*Exercise*:
I would like every line of the records below that contains the word "bold" copied.

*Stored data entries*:
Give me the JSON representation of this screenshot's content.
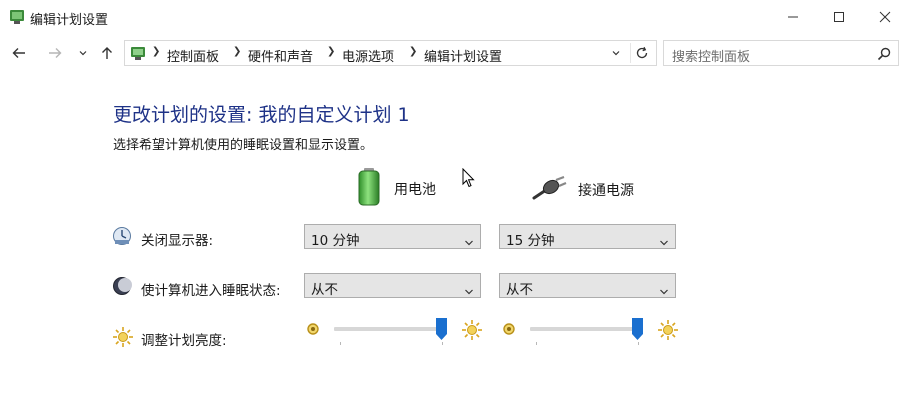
{
  "window": {
    "title": "编辑计划设置"
  },
  "address": {
    "crumbs": [
      "控制面板",
      "硬件和声音",
      "电源选项",
      "编辑计划设置"
    ]
  },
  "search": {
    "placeholder": "搜索控制面板"
  },
  "page": {
    "heading": "更改计划的设置: 我的自定义计划 1",
    "subtext": "选择希望计算机使用的睡眠设置和显示设置。"
  },
  "columns": {
    "battery": "用电池",
    "plugged": "接通电源"
  },
  "rows": {
    "display": {
      "label": "关闭显示器:",
      "battery_value": "10 分钟",
      "plugged_value": "15 分钟"
    },
    "sleep": {
      "label": "使计算机进入睡眠状态:",
      "battery_value": "从不",
      "plugged_value": "从不"
    },
    "brightness": {
      "label": "调整计划亮度:",
      "battery_level": 1.0,
      "plugged_level": 1.0
    }
  },
  "colors": {
    "heading": "#1e3287",
    "slider_thumb": "#1a6fcf",
    "sun": "#d9a520"
  },
  "icons": {
    "app": "power-plan-icon",
    "back": "back-arrow-icon",
    "forward": "forward-arrow-icon",
    "recent": "chevron-down-icon",
    "up": "up-arrow-icon",
    "refresh": "refresh-icon",
    "search": "search-icon",
    "battery": "battery-icon",
    "plug": "plug-icon",
    "monitor": "monitor-icon",
    "moon": "moon-icon",
    "sun": "sun-icon"
  }
}
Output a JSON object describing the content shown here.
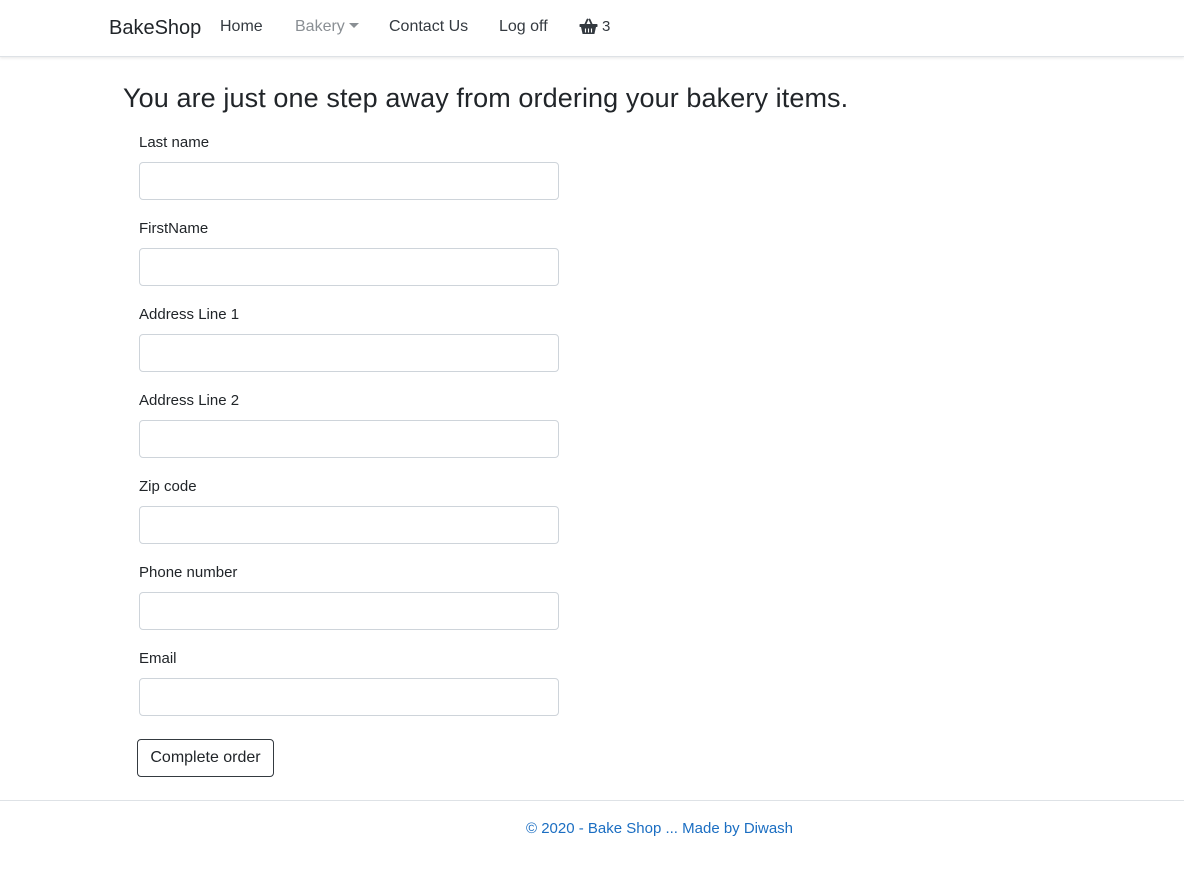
{
  "nav": {
    "brand": "BakeShop",
    "items": [
      {
        "label": "Home"
      },
      {
        "label": "Bakery"
      },
      {
        "label": "Contact Us"
      },
      {
        "label": "Log off"
      }
    ],
    "cart_count": "3",
    "cart_icon": "basket-icon"
  },
  "main": {
    "heading": "You are just one step away from ordering your bakery items.",
    "fields": [
      {
        "label": "Last name",
        "value": "",
        "placeholder": ""
      },
      {
        "label": "FirstName",
        "value": "",
        "placeholder": ""
      },
      {
        "label": "Address Line 1",
        "value": "",
        "placeholder": ""
      },
      {
        "label": "Address Line 2",
        "value": "",
        "placeholder": ""
      },
      {
        "label": "Zip code",
        "value": "",
        "placeholder": ""
      },
      {
        "label": "Phone number",
        "value": "",
        "placeholder": ""
      },
      {
        "label": "Email",
        "value": "",
        "placeholder": ""
      }
    ],
    "submit_label": "Complete order"
  },
  "footer": {
    "text": "© 2020 - Bake Shop ... Made by Diwash"
  },
  "colors": {
    "link": "#1b6ec2",
    "muted_nav": "#8a8f94",
    "border": "#ced4da"
  }
}
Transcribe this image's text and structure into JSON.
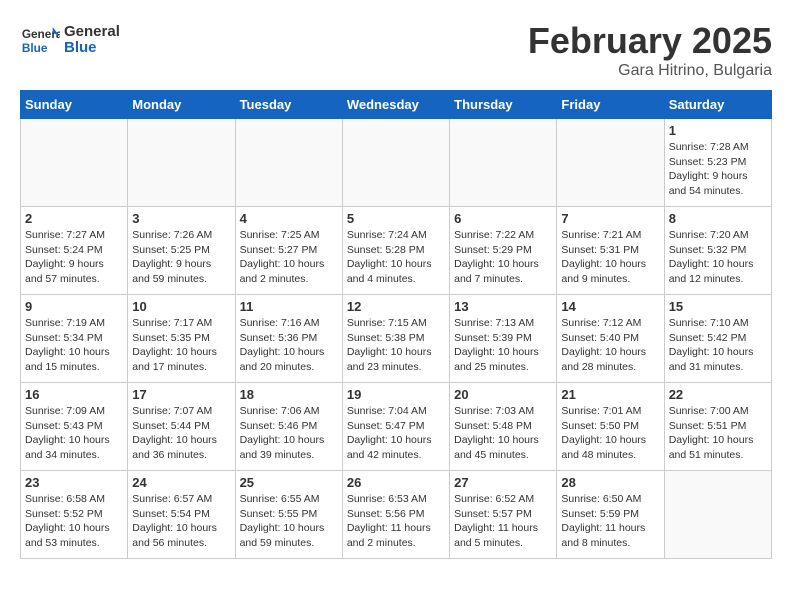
{
  "header": {
    "logo_general": "General",
    "logo_blue": "Blue",
    "month_title": "February 2025",
    "location": "Gara Hitrino, Bulgaria"
  },
  "days_of_week": [
    "Sunday",
    "Monday",
    "Tuesday",
    "Wednesday",
    "Thursday",
    "Friday",
    "Saturday"
  ],
  "weeks": [
    [
      {
        "day": "",
        "info": ""
      },
      {
        "day": "",
        "info": ""
      },
      {
        "day": "",
        "info": ""
      },
      {
        "day": "",
        "info": ""
      },
      {
        "day": "",
        "info": ""
      },
      {
        "day": "",
        "info": ""
      },
      {
        "day": "1",
        "info": "Sunrise: 7:28 AM\nSunset: 5:23 PM\nDaylight: 9 hours and 54 minutes."
      }
    ],
    [
      {
        "day": "2",
        "info": "Sunrise: 7:27 AM\nSunset: 5:24 PM\nDaylight: 9 hours and 57 minutes."
      },
      {
        "day": "3",
        "info": "Sunrise: 7:26 AM\nSunset: 5:25 PM\nDaylight: 9 hours and 59 minutes."
      },
      {
        "day": "4",
        "info": "Sunrise: 7:25 AM\nSunset: 5:27 PM\nDaylight: 10 hours and 2 minutes."
      },
      {
        "day": "5",
        "info": "Sunrise: 7:24 AM\nSunset: 5:28 PM\nDaylight: 10 hours and 4 minutes."
      },
      {
        "day": "6",
        "info": "Sunrise: 7:22 AM\nSunset: 5:29 PM\nDaylight: 10 hours and 7 minutes."
      },
      {
        "day": "7",
        "info": "Sunrise: 7:21 AM\nSunset: 5:31 PM\nDaylight: 10 hours and 9 minutes."
      },
      {
        "day": "8",
        "info": "Sunrise: 7:20 AM\nSunset: 5:32 PM\nDaylight: 10 hours and 12 minutes."
      }
    ],
    [
      {
        "day": "9",
        "info": "Sunrise: 7:19 AM\nSunset: 5:34 PM\nDaylight: 10 hours and 15 minutes."
      },
      {
        "day": "10",
        "info": "Sunrise: 7:17 AM\nSunset: 5:35 PM\nDaylight: 10 hours and 17 minutes."
      },
      {
        "day": "11",
        "info": "Sunrise: 7:16 AM\nSunset: 5:36 PM\nDaylight: 10 hours and 20 minutes."
      },
      {
        "day": "12",
        "info": "Sunrise: 7:15 AM\nSunset: 5:38 PM\nDaylight: 10 hours and 23 minutes."
      },
      {
        "day": "13",
        "info": "Sunrise: 7:13 AM\nSunset: 5:39 PM\nDaylight: 10 hours and 25 minutes."
      },
      {
        "day": "14",
        "info": "Sunrise: 7:12 AM\nSunset: 5:40 PM\nDaylight: 10 hours and 28 minutes."
      },
      {
        "day": "15",
        "info": "Sunrise: 7:10 AM\nSunset: 5:42 PM\nDaylight: 10 hours and 31 minutes."
      }
    ],
    [
      {
        "day": "16",
        "info": "Sunrise: 7:09 AM\nSunset: 5:43 PM\nDaylight: 10 hours and 34 minutes."
      },
      {
        "day": "17",
        "info": "Sunrise: 7:07 AM\nSunset: 5:44 PM\nDaylight: 10 hours and 36 minutes."
      },
      {
        "day": "18",
        "info": "Sunrise: 7:06 AM\nSunset: 5:46 PM\nDaylight: 10 hours and 39 minutes."
      },
      {
        "day": "19",
        "info": "Sunrise: 7:04 AM\nSunset: 5:47 PM\nDaylight: 10 hours and 42 minutes."
      },
      {
        "day": "20",
        "info": "Sunrise: 7:03 AM\nSunset: 5:48 PM\nDaylight: 10 hours and 45 minutes."
      },
      {
        "day": "21",
        "info": "Sunrise: 7:01 AM\nSunset: 5:50 PM\nDaylight: 10 hours and 48 minutes."
      },
      {
        "day": "22",
        "info": "Sunrise: 7:00 AM\nSunset: 5:51 PM\nDaylight: 10 hours and 51 minutes."
      }
    ],
    [
      {
        "day": "23",
        "info": "Sunrise: 6:58 AM\nSunset: 5:52 PM\nDaylight: 10 hours and 53 minutes."
      },
      {
        "day": "24",
        "info": "Sunrise: 6:57 AM\nSunset: 5:54 PM\nDaylight: 10 hours and 56 minutes."
      },
      {
        "day": "25",
        "info": "Sunrise: 6:55 AM\nSunset: 5:55 PM\nDaylight: 10 hours and 59 minutes."
      },
      {
        "day": "26",
        "info": "Sunrise: 6:53 AM\nSunset: 5:56 PM\nDaylight: 11 hours and 2 minutes."
      },
      {
        "day": "27",
        "info": "Sunrise: 6:52 AM\nSunset: 5:57 PM\nDaylight: 11 hours and 5 minutes."
      },
      {
        "day": "28",
        "info": "Sunrise: 6:50 AM\nSunset: 5:59 PM\nDaylight: 11 hours and 8 minutes."
      },
      {
        "day": "",
        "info": ""
      }
    ]
  ]
}
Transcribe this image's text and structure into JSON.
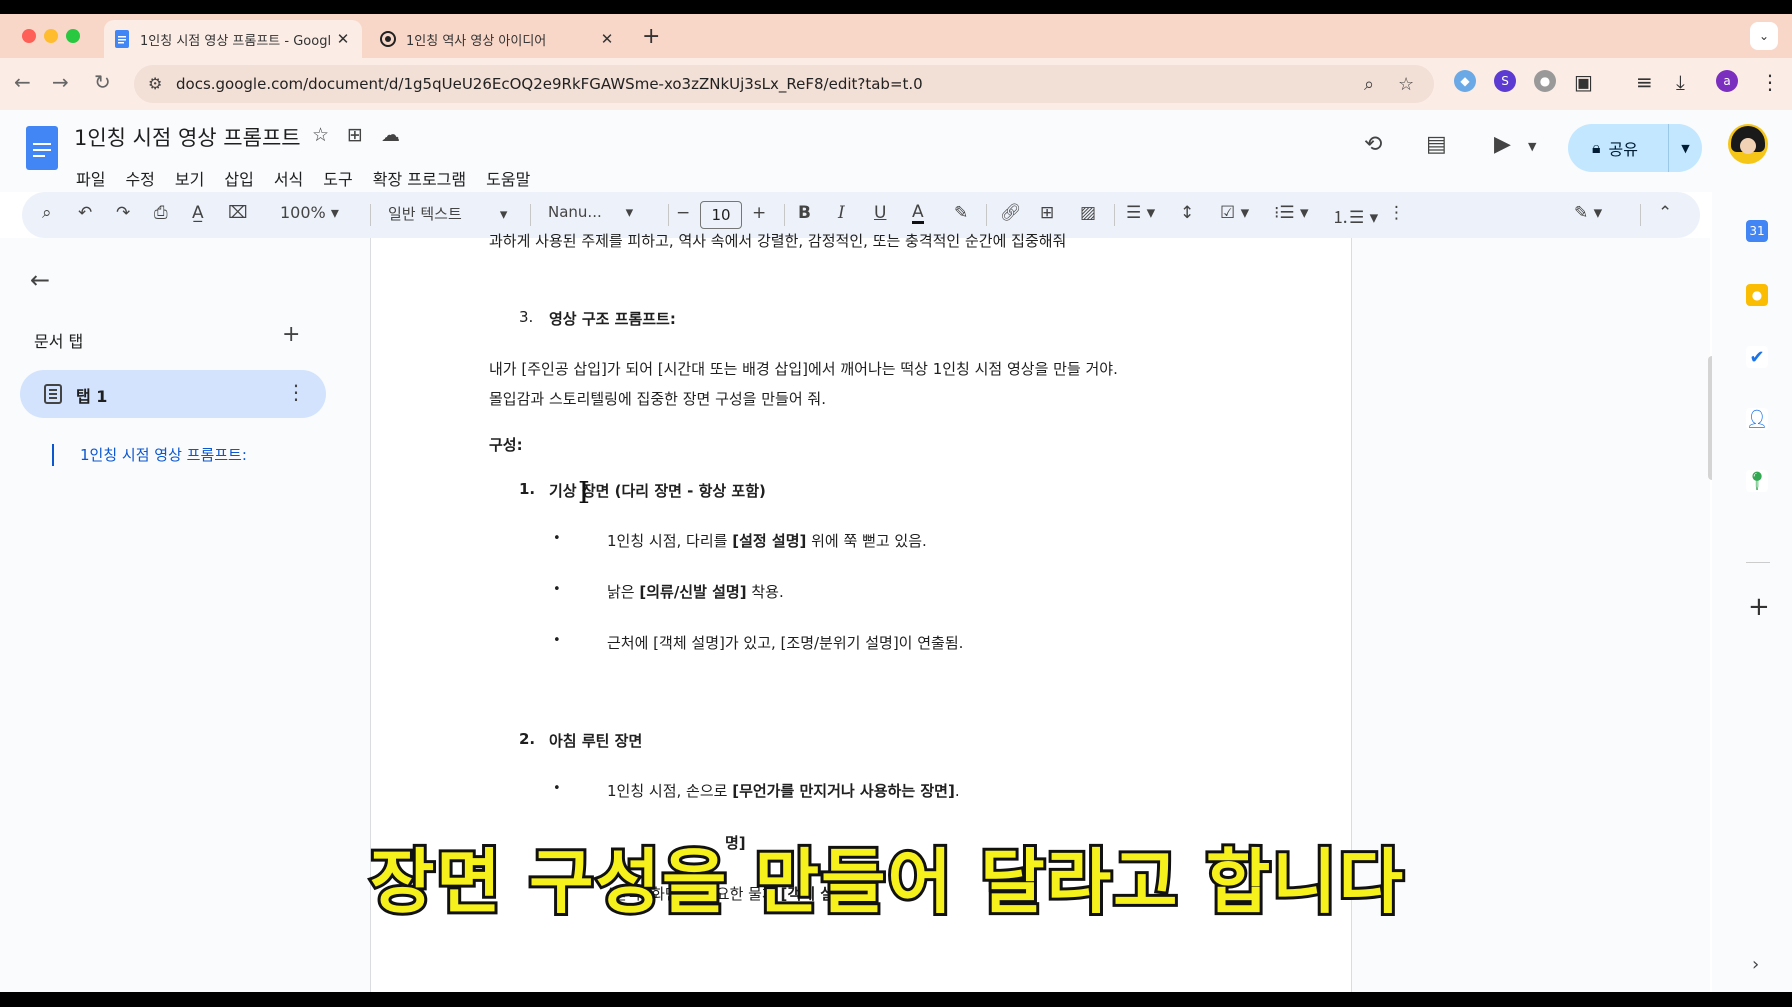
{
  "browser": {
    "tabs": [
      {
        "title": "1인칭 시점 영상 프롬프트 - Googl",
        "close": "✕"
      },
      {
        "title": "1인칭 역사 영상 아이디어",
        "close": "✕"
      }
    ],
    "new_tab": "+",
    "url": "docs.google.com/document/d/1g5qUeU26EcOQ2e9RkFGAWSme-xo3zZNkUj3sLx_ReF8/edit?tab=t.0",
    "profile_initial": "a"
  },
  "docs": {
    "title": "1인칭 시점 영상 프롬프트",
    "menu": [
      "파일",
      "수정",
      "보기",
      "삽입",
      "서식",
      "도구",
      "확장 프로그램",
      "도움말"
    ],
    "share_label": "공유"
  },
  "toolbar": {
    "zoom": "100%",
    "style": "일반 텍스트",
    "font": "Nanu...",
    "font_size": "10",
    "minus": "−",
    "plus": "+",
    "bold": "B",
    "italic": "I",
    "underline": "U",
    "text_color": "A"
  },
  "sidebar": {
    "section_label": "문서 탭",
    "add": "+",
    "tab_label": "탭 1",
    "outline_item": "1인칭 시점 영상 프롬프트:"
  },
  "document": {
    "intro": "과하게 사용된 주제를 피하고, 역사 속에서 강렬한, 감정적인, 또는 충격적인 순간에 집중해줘",
    "sec3_num": "3.",
    "sec3_title": "영상 구조 프롬프트:",
    "para1": "내가 [주인공 삽입]가 되어 [시간대 또는 배경 삽입]에서 깨어나는 떡상 1인칭 시점 영상을 만들 거야.",
    "para2": "몰입감과 스토리텔링에 집중한 장면 구성을 만들어 줘.",
    "composition": "구성:",
    "item1_num": "1.",
    "item1_title": "기상 장면 (다리 장면 - 항상 포함)",
    "item1_bullets": [
      {
        "pre": "1인칭 시점, 다리를 ",
        "bold": "[설정 설명]",
        "post": " 위에 쭉 뻗고 있음."
      },
      {
        "pre": "낡은 ",
        "bold": "[의류/신발 설명]",
        "post": " 착용."
      },
      {
        "pre": "근처에 [객체 설명]가 있고, [조명/분위기 설명]이 연출됨.",
        "bold": "",
        "post": ""
      }
    ],
    "item2_num": "2.",
    "item2_title": "아침 루틴 장면",
    "item2_bullets": [
      {
        "pre": "1인칭 시점, 손으로 ",
        "bold": "[무언가를 만지거나 사용하는 장면]",
        "post": "."
      },
      {
        "pre": "",
        "bold": "명]",
        "post": ""
      },
      {
        "pre": "(선택) 화면 속 중요한 물체 ",
        "bold": "[객체 설명]",
        "post": "."
      }
    ],
    "bullet_char": "•"
  },
  "caption": "장면 구성을 만들어 달라고 합니다",
  "colors": {
    "tabstrip": "#f8d7c9",
    "docs_blue": "#4285f4",
    "share_bg": "#c2e7ff",
    "tab_active_bg": "#d3e3fd",
    "outline_blue": "#0b57d0",
    "caption_fill": "#f6f01c"
  }
}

*Answer below*:
    "bold": "B",
        "bold": "[설정 설명]",
        "bold": "[의류/신발 설명]",
        "bold": "",
        "bold": "[무언가를 만지거나 사용하는 장면]",
        "bold": "명]",
        "bold": "[객체 설명]",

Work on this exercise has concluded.